Wremble is currently touring in NYC and will later venture to Virginia and the Carolinas. Things should be very interesting as the band covers new ground. Although Wremble’s sound and the cultural music of the south differs in technical backgrounds, the crowd still has a certain sensitivity to his music.
“Every time the crowd has been like really great because of the presence of all the blue grass and the Americana and the country. It’s great experience to play in front of a crowd that really gets what we are doing,” Wremble says regarding his first visit to North Carolina.
The connection Wremble makes with audiences comes from the eclectic influences in his music. Bach, Pink Floyd and 80s pop. Some of which you may hear in Wremble’s new album, “Dreamers of Dreams,” a reference to “Ode” by Arthur O’Shaughnessy.

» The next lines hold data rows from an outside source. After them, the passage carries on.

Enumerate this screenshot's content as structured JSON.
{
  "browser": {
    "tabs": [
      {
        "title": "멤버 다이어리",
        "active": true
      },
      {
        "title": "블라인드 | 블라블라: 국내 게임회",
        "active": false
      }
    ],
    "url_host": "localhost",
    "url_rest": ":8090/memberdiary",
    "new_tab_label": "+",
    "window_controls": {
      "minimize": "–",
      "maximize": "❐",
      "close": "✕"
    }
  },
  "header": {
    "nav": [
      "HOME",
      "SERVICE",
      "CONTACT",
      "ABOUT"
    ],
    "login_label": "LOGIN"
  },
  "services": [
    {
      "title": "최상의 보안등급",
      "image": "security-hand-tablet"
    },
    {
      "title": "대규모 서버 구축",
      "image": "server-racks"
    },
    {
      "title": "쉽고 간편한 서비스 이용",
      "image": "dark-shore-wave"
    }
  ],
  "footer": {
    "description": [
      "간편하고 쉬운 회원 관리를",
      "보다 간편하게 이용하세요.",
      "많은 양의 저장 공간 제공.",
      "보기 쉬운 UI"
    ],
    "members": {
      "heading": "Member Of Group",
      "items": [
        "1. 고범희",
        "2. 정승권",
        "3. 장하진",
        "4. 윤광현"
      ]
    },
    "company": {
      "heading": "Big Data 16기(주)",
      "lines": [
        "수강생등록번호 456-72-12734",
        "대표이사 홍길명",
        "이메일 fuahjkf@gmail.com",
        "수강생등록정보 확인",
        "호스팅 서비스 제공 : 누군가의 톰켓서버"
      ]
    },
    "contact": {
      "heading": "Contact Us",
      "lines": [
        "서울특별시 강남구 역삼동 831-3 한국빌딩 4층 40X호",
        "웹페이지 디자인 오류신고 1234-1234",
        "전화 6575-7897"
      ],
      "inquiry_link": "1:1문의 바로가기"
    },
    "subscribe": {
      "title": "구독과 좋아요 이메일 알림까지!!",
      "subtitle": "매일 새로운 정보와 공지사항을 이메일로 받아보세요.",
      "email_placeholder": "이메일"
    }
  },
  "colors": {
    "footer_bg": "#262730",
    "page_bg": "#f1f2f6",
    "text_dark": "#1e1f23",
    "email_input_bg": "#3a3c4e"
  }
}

“I think we live pretty much in a world of dreams, you know?…What we do in life is very much conditioned by our subconscious. It’s an infinite ocean of dreams and symbols,” Wremble explains.
The guitarist paints the picture of a reality based on dreams that open the door to an incredible city of images.
“I just really love the world of dreams, the subconscious, the universe…” Wremble says.
Imaginer, French for image, is an anagram for magic. There is magic in the images and symbolism of dreams.
“I believe we can tap into that in a very creative way.”
Focusing on the creative imagery of music, before playing live, Wremble tells the stories behind his music so listeners can live along and paint their own pictures.
“You can let your imagination journey,” Wremble says.
Saturday, April 18 at The Evening Muse, Wremble will take you on a musical journey featuring material from “Dreamers of Dreams.”
Stephane Wremble is best known for his theme to Woody Allen’s “Midnight in Paris” and performing at the Academy Awards.
For moreinformation on Wremble’s band and music,visit www.StephaneWremble.com.
Favorite T.V Show – “Twin Peaks”
Favorite Food – French cheese, “It’s a powerful one”
Dream Collab – “Roger Waters for me would be like the one thing I really want to do I’m life.”